With the remarkable development, China is predicted to surpass America in the future. Can they achieve their dream to be the most leading cutting-edge technological country? However, at the moment, China deserves the recognition as a Smart China and as a leader in the technological revolution over the world.



Reference

Larson, Christina. "From Imitation to Innovation: How China Became a Tech Superpower." WIRED. February 12, 2018. Accessed March 26, 2019. https://www.wired.co.uk/article/how-china-became-tech-superpower-took-over-the-west.

Unknown. “Trade War To Accelerate China’s Technology Development.” FITCH SOLUTIONS. July 26, 2018. Accessed March 26 2019. https://www.fitchsolutions.com/corporates/telecoms-media-technology/trade-war-accelerate-chinas-technological-development-26-07-2018

Li, Yanfei. “Understanding China’s Technological Rise.” THE DIPLOMAT. August 3, 2018. Accessed March 26, 2019. https://thediplomat.com/2018/08/understanding-chinas-technological-rise/

Yee, Lee. “China tops U.S, Japan to become top patent filer.” REUTERS.  December 21, 2011. Accessed March 26, 2019.

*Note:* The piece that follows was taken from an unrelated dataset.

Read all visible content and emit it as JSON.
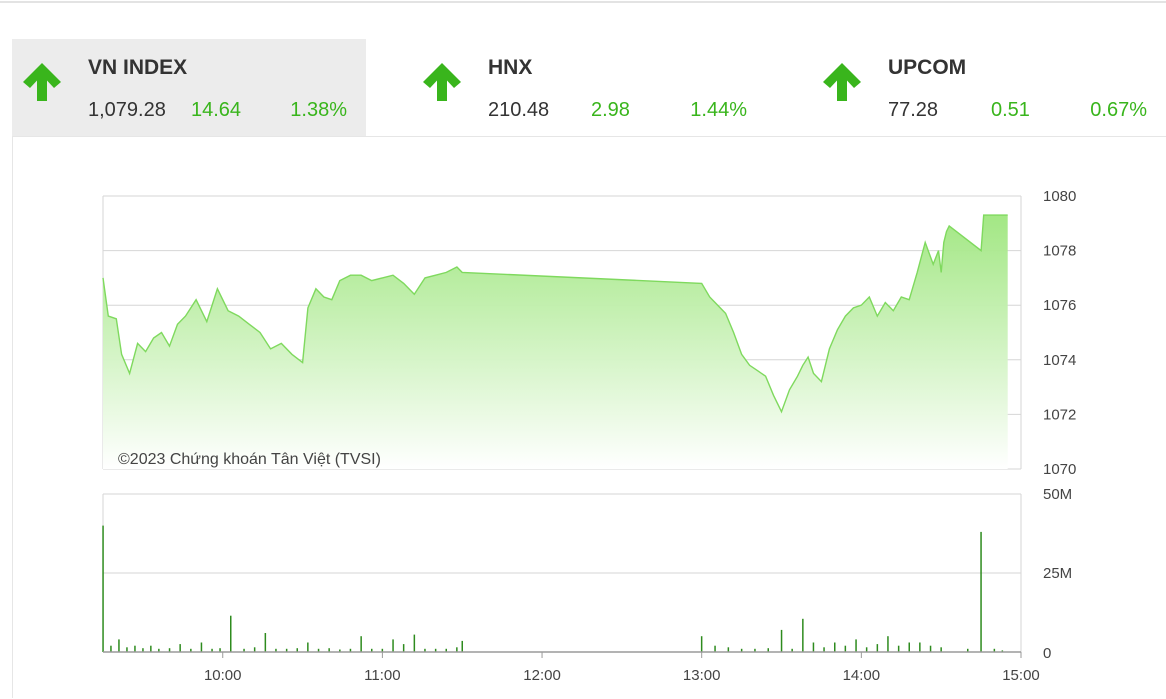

https://www.reuters.com/article/us-china-patents/china-tops-u-s-japan-to-become-top-patent-filer-idUSTRE7BK0LQ20111221